What is a Project Manager?

Project manager looking at blueprints
(Image credit: getty images)

A project manager is a role widely understood in most industries — and construction is no different: it is the person who oversees and coordinates everyone else.

They are not necessarily the most technically gifted, or the best designer or builder, but the good ones are able to recognise that their role is to coordinate and manage the best people to carry out the project and keep full focus on the external factors which often get forgotten.

What Does a Project Manager Do?
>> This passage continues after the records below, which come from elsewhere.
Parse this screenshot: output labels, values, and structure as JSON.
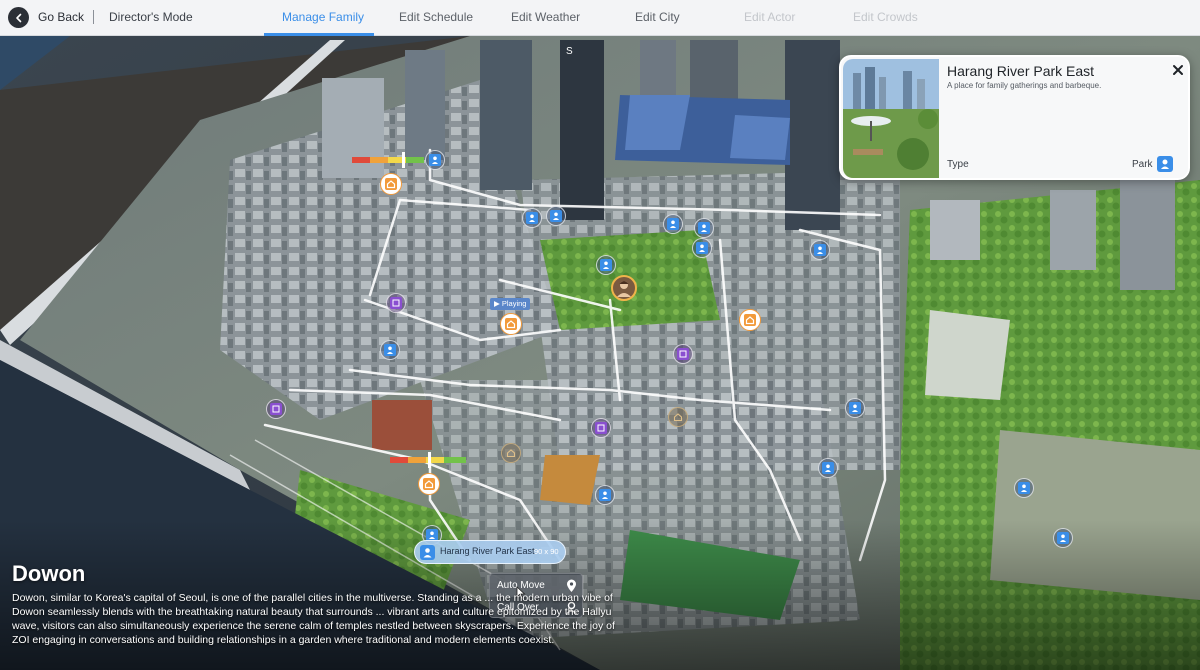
{
  "nav": {
    "back_label": "Go Back",
    "mode_label": "Director's Mode",
    "tabs": [
      {
        "label": "Manage Family",
        "state": "active"
      },
      {
        "label": "Edit Schedule",
        "state": "normal"
      },
      {
        "label": "Edit Weather",
        "state": "normal"
      },
      {
        "label": "Edit City",
        "state": "normal"
      },
      {
        "label": "Edit Actor",
        "state": "disabled"
      },
      {
        "label": "Edit Crowds",
        "state": "disabled"
      }
    ]
  },
  "info_card": {
    "title": "Harang River Park East",
    "subtitle": "A place for family gatherings and barbeque.",
    "type_label": "Type",
    "type_value": "Park"
  },
  "description": {
    "title": "Dowon",
    "body": "Dowon, similar to Korea's capital of Seoul, is one of the parallel cities in the multiverse. Standing as a ... the modern urban vibe of Dowon seamlessly blends with the breathtaking natural beauty that surrounds ... vibrant arts and culture epitomized by the Hallyu wave, visitors can also simultaneously experience the serene calm of temples nestled between skyscrapers. Experience the joy of ZOI engaging in conversations and building relationships in a garden where traditional and modern elements coexist."
  },
  "location_pill": {
    "name": "Harang River Park East",
    "size": "90 x 90"
  },
  "context_menu": {
    "items": [
      {
        "label": "Auto Move",
        "icon": "map-pin-icon"
      },
      {
        "label": "Call Over",
        "icon": "person-pin-icon"
      }
    ]
  },
  "map": {
    "playing_tag": "▶ Playing",
    "compass_letter": "S"
  },
  "colors": {
    "accent": "#3a8ee8",
    "home_marker": "#f29a3a",
    "shop_marker": "#8a4fd0",
    "road_highlight": "#ffffff"
  }
}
A professional project manager (PM) may well have an additional role in the project, such as being the architect or quantity surveyor, for example, but this does not take away from the skills that they will bring once they put their PM hat on, and these include:

  • Managing the day-to-day running of the building site
  • Bring design and technical expertise to the project
  • Managing the health and safety of the site
  • Handling the contracts for all involved
  • Manage trades and contractors
  • Assist with legislative compliance
  • Provide you with access to a network of contacts
  • Bring experience to the project
  • Manage materials and plant
  • Provide a sounding board
  • Ensure compliance with the project specs
  • Takes pressure off you should you decide not to do the job yourself

How to Hire a Project Manager

Finding a good project manager is akin to finding gold, but worth the hunt — look at a variety of sources relating to each individual and then hone in on the one you prefer.

  • Start with a trade association/professional body to establish the high level credentials. The Association of Project Managers and RICS are both accredited bodies for professional project managers, and their websites are excellent places to start
  • Look at their credentials and experience, and make sure you meet with them — these days we tend to exist online, and forget that face to face is the best way to establish trust and confidence. Ask about their previous schemes, engage with them and look to build that trust
  • Personal recommendation is always a good source of course, but remember that every self build scheme is different, and the myriad of circumstances that affect projects and the people involved vary widely — don’t just go on someone else’s opinion only, use your own instinct, eyes and thinking

How Much Does a Project Manager Cost?

The fees payable are generally estimated in the first place by a percentage proportion of the estimated cost of the project — this gives the PM an idea of the fee level they are quoting you.

Prior to appointment however, make sure you convert this estimate into a fixed lump-sum agreement for the services, otherwise you are at the mercy of rising construction costs and variations which will compound in the fees you are paying!

It is naïve to say that they will save you money. What I would suggest however, is that a good PM will cover their fees in avoiding mistakes and issues that would otherwise occur. The corollary of this adds value, and as such the smooth running and successful outcome of the project more than offsets the potential risks and costs which the PM is there to avoid.

Bob Branscombe

Bob is one of the UK’s leading Chartered Surveyors and with over 30-years’ experience in both self build and construction. A career spent with several main contractors and major surveying consultancies has helped reinforce his approach that cost-estimating and control are a fundamental tenet of self building. He's previously led seminars at Homebuilding  & Renovating Shows across the country.